She appreciates the commitment
Smith has made to serve local and healthy foods in its dining
halls. “Not all colleges and universities are mindful of their
students’ diets,” she remarks. “Students at Smith have the option of kosher,
halal, international, vegan, and vegetarian dining with plenty of healthy salad
bar choices. I am glad that Smith recognizes the fact that the development of
a good student requires not only a rigorous education but also a healthy diet.”
Looking forward, Sichu is optimistic.
She aspires toward success, but has broadened her definition
of what that means. “I once thought success is the moment when
one reaches a certain level of achievement in academia, professional, or personal
life, but now I know that success cannot be defined by only one moment in life.
It is not about working hard for a particular period of time, and getting what
you want soon afterwards, rather, it is a constant progression, a struggle or
a battle that one has to wage throughout one’s life. Therefore, it cannot be
obtained without tremendous patience and perseverance in the face of adversities.
I believe that once these tenacious qualities are acquired, then only success
can be achieved.”
As for students planning to
study abroad, Sichu gives this advice: “Learn about
the country’s culture and its people as much as you can and try to immerse yourself
in them. Be open to new ideas and different ways of thinking and living. Be empathetic
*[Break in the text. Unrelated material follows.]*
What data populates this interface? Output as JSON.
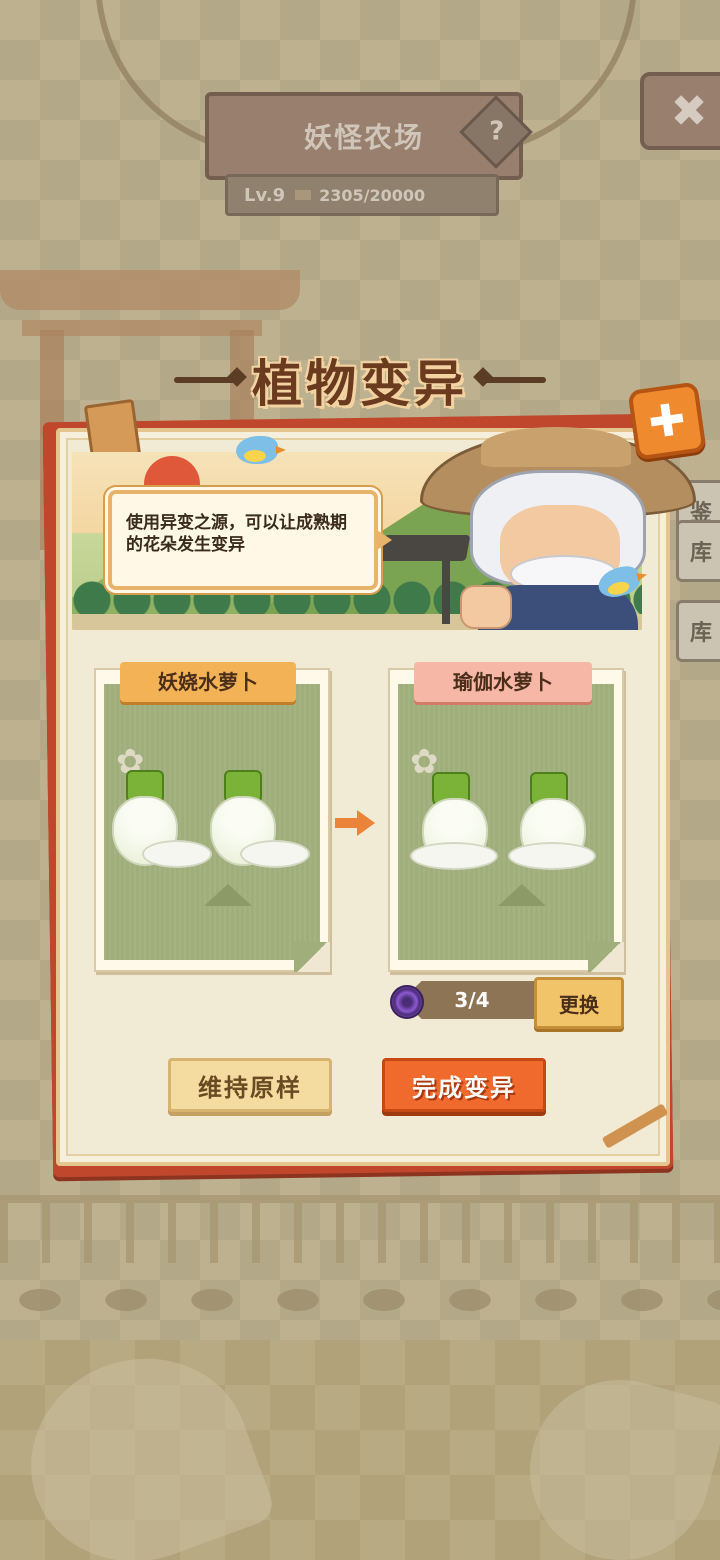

even if you don’t agree with it. Think of the whole process as a thrilling adventure.”